[Data about app and page elements]
**********
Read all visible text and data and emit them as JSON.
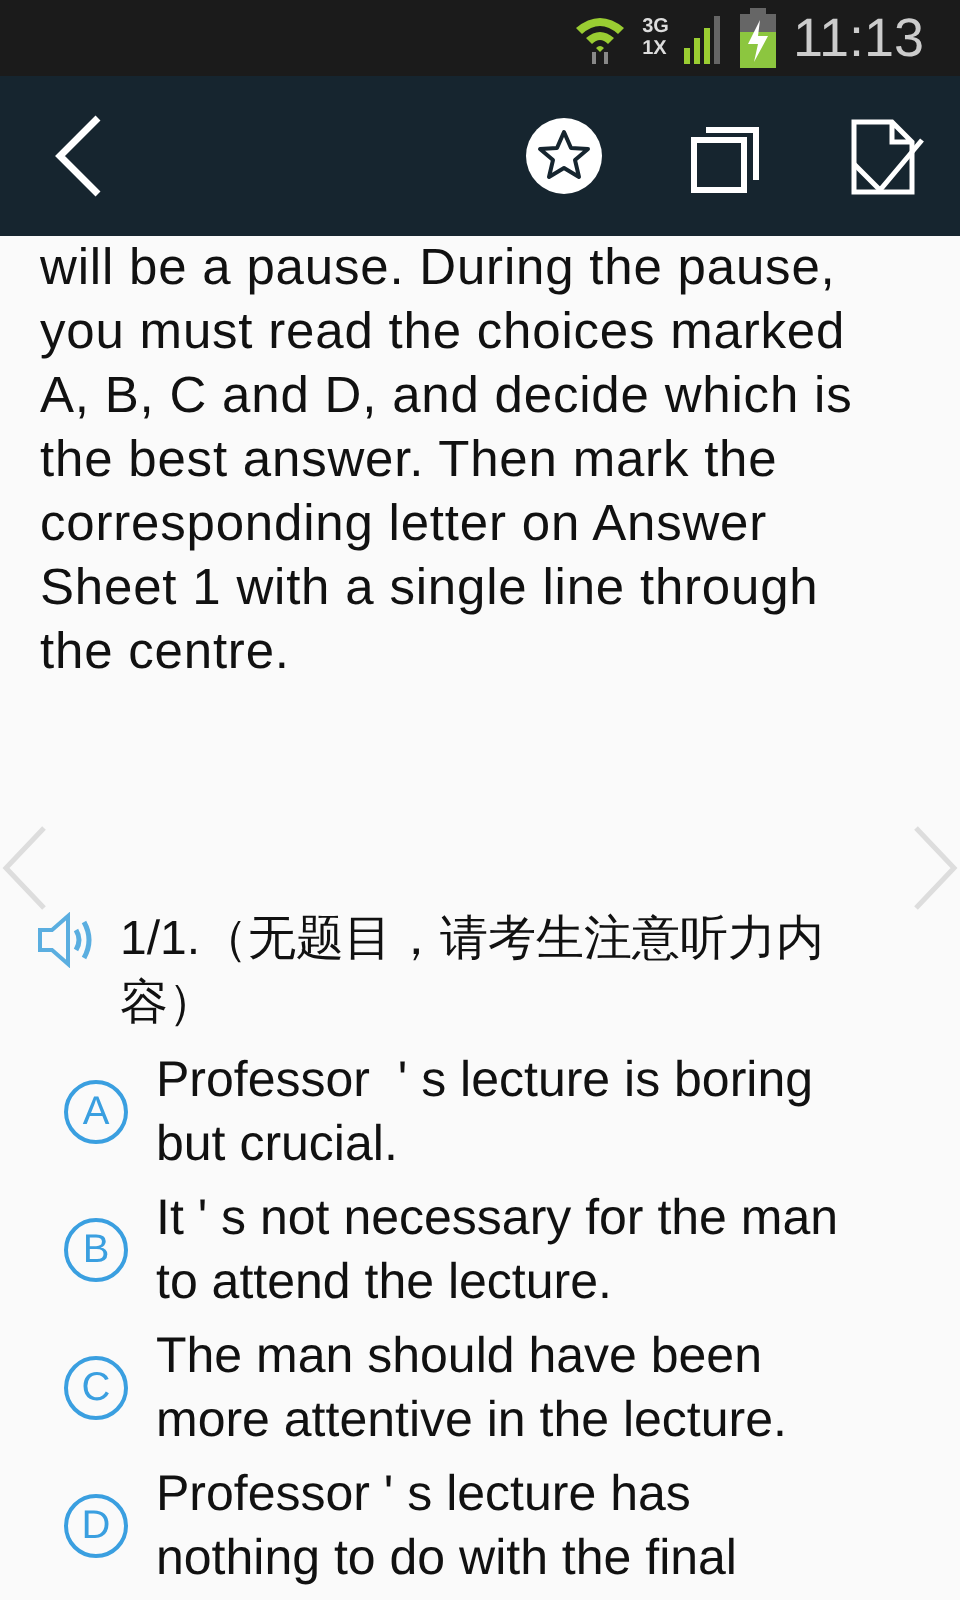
{
  "status_bar": {
    "network_top": "3G",
    "network_bottom": "1X",
    "time": "11:13"
  },
  "toolbar": {
    "back": true,
    "favorite": false
  },
  "passage": "will be a pause. During the pause, you must read the choices marked A, B, C and D, and decide which is the best answer. Then mark the corresponding letter on Answer Sheet 1 with a single line through the centre.",
  "question": {
    "text": "1/1.（无题目，请考生注意听力内容）"
  },
  "options": [
    {
      "letter": "A",
      "text": "Professor  ' s lecture is boring but crucial.",
      "selected": false
    },
    {
      "letter": "B",
      "text": "It ' s not necessary for the man to attend the lecture.",
      "selected": false
    },
    {
      "letter": "C",
      "text": "The man should have been more attentive in the lecture.",
      "selected": false
    },
    {
      "letter": "D",
      "text": "Professor ' s lecture has nothing to do with the final",
      "selected": false
    }
  ]
}
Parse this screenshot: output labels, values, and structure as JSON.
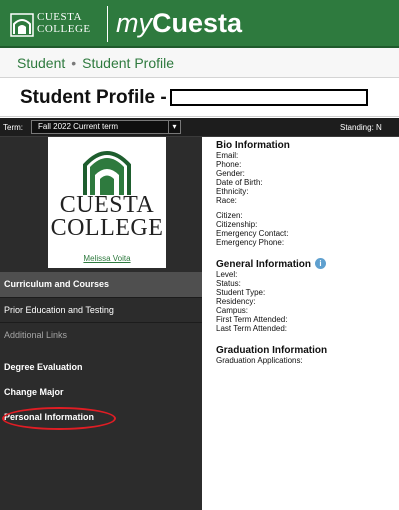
{
  "header": {
    "logo": {
      "line1": "CUESTA",
      "line2": "COLLEGE"
    },
    "app_title_prefix": "my",
    "app_title_brand": "Cuesta"
  },
  "breadcrumb": {
    "items": [
      "Student",
      "Student Profile"
    ],
    "separator": "•"
  },
  "page": {
    "title": "Student Profile -"
  },
  "term_bar": {
    "label": "Term:",
    "selected_term": "Fall 2022 Current term",
    "caret": "▾",
    "standing_label": "Standing: N"
  },
  "profile": {
    "logo": {
      "line1": "CUESTA",
      "line2": "COLLEGE"
    },
    "name": "Melissa Voita"
  },
  "nav": {
    "items": [
      {
        "label": "Curriculum and Courses"
      },
      {
        "label": "Prior Education and Testing"
      },
      {
        "label": "Additional Links"
      },
      {
        "label": "Degree Evaluation"
      },
      {
        "label": "Change Major"
      },
      {
        "label": "Personal Information"
      }
    ]
  },
  "bio": {
    "title": "Bio Information",
    "fields": [
      "Email:",
      "Phone:",
      "Gender:",
      "Date of Birth:",
      "Ethnicity:",
      "Race:"
    ],
    "fields2": [
      "Citizen:",
      "Citizenship:",
      "Emergency Contact:",
      "Emergency Phone:"
    ]
  },
  "general": {
    "title": "General Information",
    "info_icon": "i",
    "fields": [
      "Level:",
      "Status:",
      "Student Type:",
      "Residency:",
      "Campus:",
      "First Term Attended:",
      "Last Term Attended:"
    ]
  },
  "graduation": {
    "title": "Graduation Information",
    "fields": [
      "Graduation Applications:"
    ]
  },
  "colors": {
    "brand_green": "#2e7a3e",
    "sidebar_bg": "#2c2c2c",
    "highlight_red": "#e01d24",
    "info_blue": "#5fa0cf"
  }
}
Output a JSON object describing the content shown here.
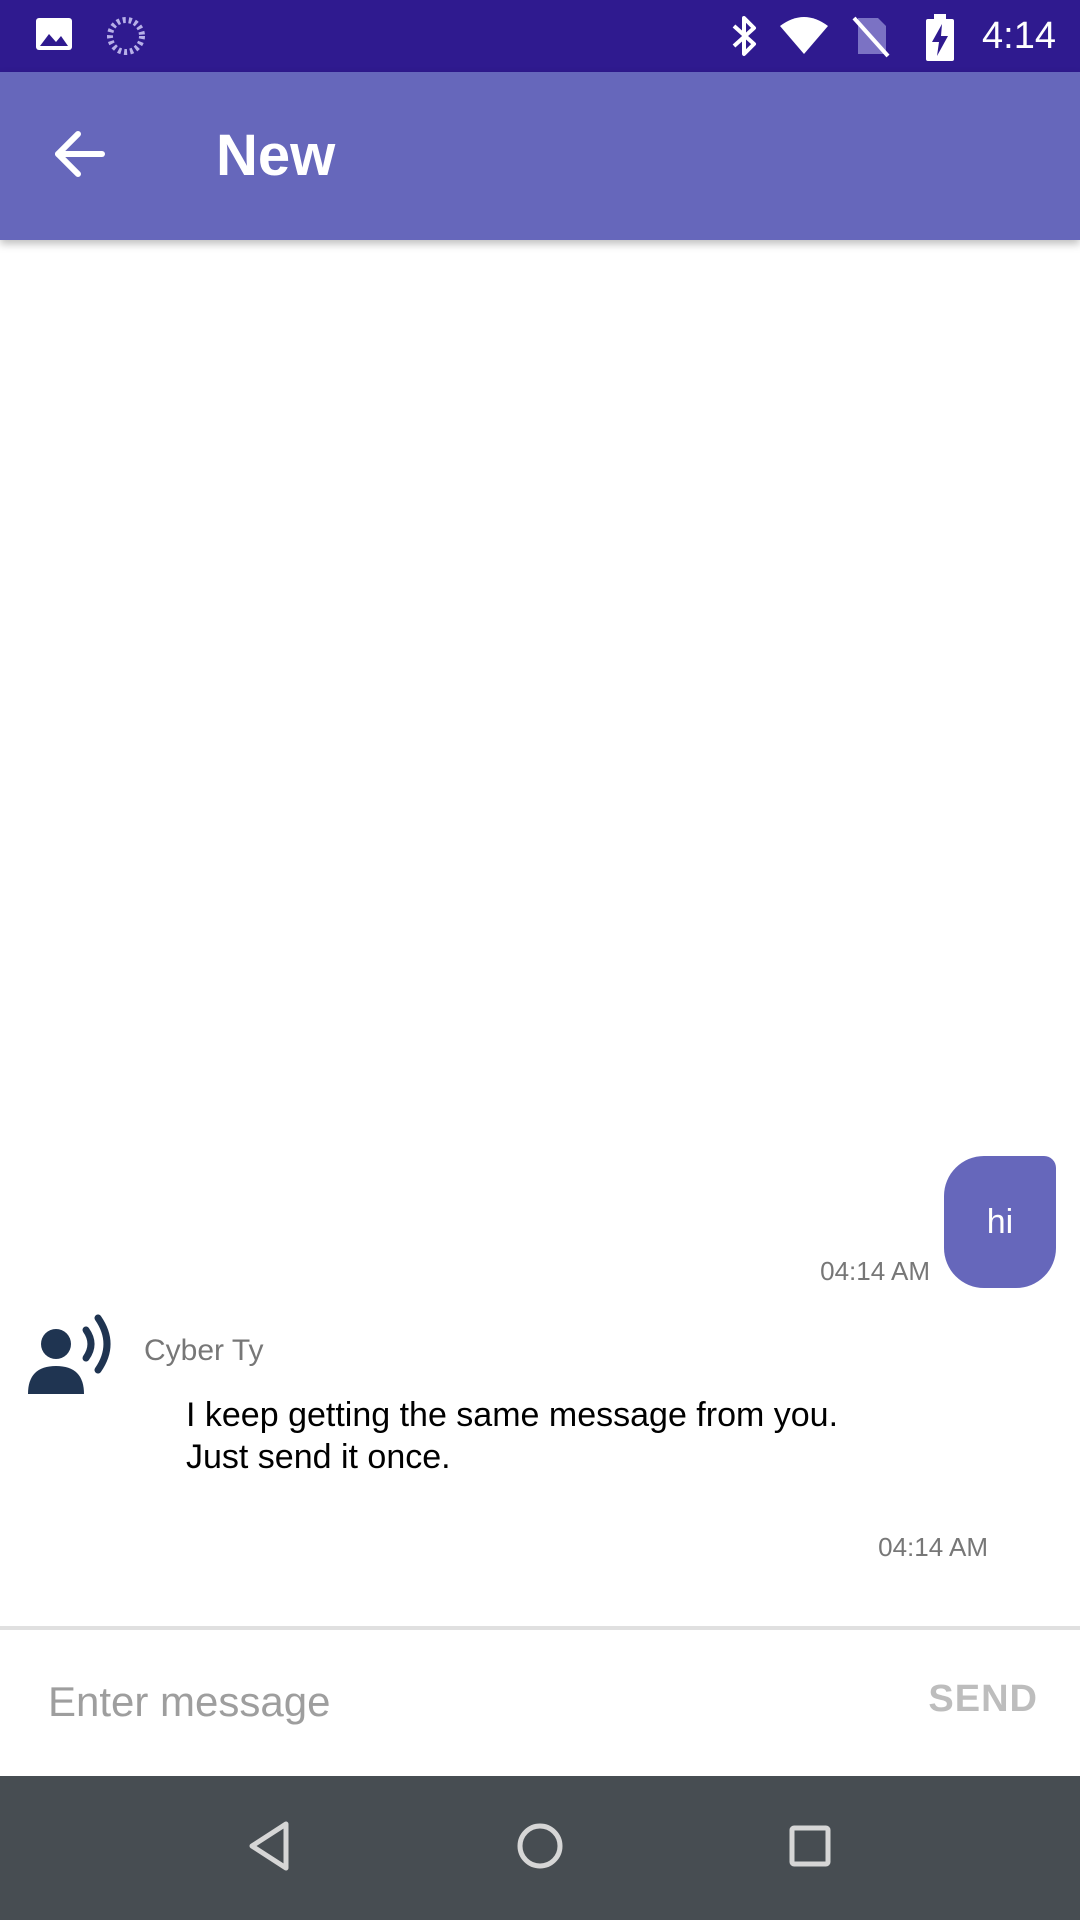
{
  "status_bar": {
    "time": "4:14",
    "icons": [
      "image-icon",
      "loading-icon",
      "bluetooth-icon",
      "wifi-icon",
      "no-sim-icon",
      "battery-charging-icon"
    ]
  },
  "app_bar": {
    "title": "New",
    "back_icon": "arrow-back-icon",
    "color": "#6667bb"
  },
  "messages": {
    "outgoing": {
      "text": "hi",
      "time": "04:14 AM"
    },
    "incoming": {
      "sender": "Cyber Ty",
      "avatar_icon": "person-speaking-icon",
      "text": "I keep getting the same message from you. Just send it once.",
      "time": "04:14 AM"
    }
  },
  "composer": {
    "placeholder": "Enter message",
    "value": "",
    "send_label": "SEND"
  },
  "nav_bar": {
    "icons": [
      "back-triangle-icon",
      "home-circle-icon",
      "recents-square-icon"
    ]
  },
  "colors": {
    "status_bar": "#2f1a8f",
    "accent": "#6667bb",
    "nav_bar": "#474d52"
  }
}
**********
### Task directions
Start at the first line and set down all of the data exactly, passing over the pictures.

### Answer to the problem
Read all visible text and data and emit them as JSON.
{
  "status_bar": {
    "network_top": "3G",
    "network_bottom": "1X",
    "time": "11:13"
  },
  "toolbar": {
    "back": true,
    "favorite": false
  },
  "passage": "will be a pause. During the pause, you must read the choices marked A, B, C and D, and decide which is the best answer. Then mark the corresponding letter on Answer Sheet 1 with a single line through the centre.",
  "question": {
    "text": "1/1.（无题目，请考生注意听力内容）"
  },
  "options": [
    {
      "letter": "A",
      "text": "Professor  ' s lecture is boring but crucial.",
      "selected": false
    },
    {
      "letter": "B",
      "text": "It ' s not necessary for the man to attend the lecture.",
      "selected": false
    },
    {
      "letter": "C",
      "text": "The man should have been more attentive in the lecture.",
      "selected": false
    },
    {
      "letter": "D",
      "text": "Professor ' s lecture has nothing to do with the final",
      "selected": false
    }
  ]
}
Parse this screenshot: output labels, values, and structure as JSON.
{
  "header": {
    "logo": {
      "line1": "CUESTA",
      "line2": "COLLEGE"
    },
    "app_title_prefix": "my",
    "app_title_brand": "Cuesta"
  },
  "breadcrumb": {
    "items": [
      "Student",
      "Student Profile"
    ],
    "separator": "•"
  },
  "page": {
    "title": "Student Profile -"
  },
  "term_bar": {
    "label": "Term:",
    "selected_term": "Fall 2022 Current term",
    "caret": "▾",
    "standing_label": "Standing: N"
  },
  "profile": {
    "logo": {
      "line1": "CUESTA",
      "line2": "COLLEGE"
    },
    "name": "Melissa Voita"
  },
  "nav": {
    "items": [
      {
        "label": "Curriculum and Courses"
      },
      {
        "label": "Prior Education and Testing"
      },
      {
        "label": "Additional Links"
      },
      {
        "label": "Degree Evaluation"
      },
      {
        "label": "Change Major"
      },
      {
        "label": "Personal Information"
      }
    ]
  },
  "bio": {
    "title": "Bio Information",
    "fields": [
      "Email:",
      "Phone:",
      "Gender:",
      "Date of Birth:",
      "Ethnicity:",
      "Race:"
    ],
    "fields2": [
      "Citizen:",
      "Citizenship:",
      "Emergency Contact:",
      "Emergency Phone:"
    ]
  },
  "general": {
    "title": "General Information",
    "info_icon": "i",
    "fields": [
      "Level:",
      "Status:",
      "Student Type:",
      "Residency:",
      "Campus:",
      "First Term Attended:",
      "Last Term Attended:"
    ]
  },
  "graduation": {
    "title": "Graduation Information",
    "fields": [
      "Graduation Applications:"
    ]
  },
  "colors": {
    "brand_green": "#2e7a3e",
    "sidebar_bg": "#2c2c2c",
    "highlight_red": "#e01d24",
    "info_blue": "#5fa0cf"
  }
}
Output a JSON object describing the content shown here.
{
  "status_bar": {
    "time": "4:14",
    "icons": [
      "image-icon",
      "loading-icon",
      "bluetooth-icon",
      "wifi-icon",
      "no-sim-icon",
      "battery-charging-icon"
    ]
  },
  "app_bar": {
    "title": "New",
    "back_icon": "arrow-back-icon",
    "color": "#6667bb"
  },
  "messages": {
    "outgoing": {
      "text": "hi",
      "time": "04:14 AM"
    },
    "incoming": {
      "sender": "Cyber Ty",
      "avatar_icon": "person-speaking-icon",
      "text": "I keep getting the same message from you. Just send it once.",
      "time": "04:14 AM"
    }
  },
  "composer": {
    "placeholder": "Enter message",
    "value": "",
    "send_label": "SEND"
  },
  "nav_bar": {
    "icons": [
      "back-triangle-icon",
      "home-circle-icon",
      "recents-square-icon"
    ]
  },
  "colors": {
    "status_bar": "#2f1a8f",
    "accent": "#6667bb",
    "nav_bar": "#474d52"
  }
}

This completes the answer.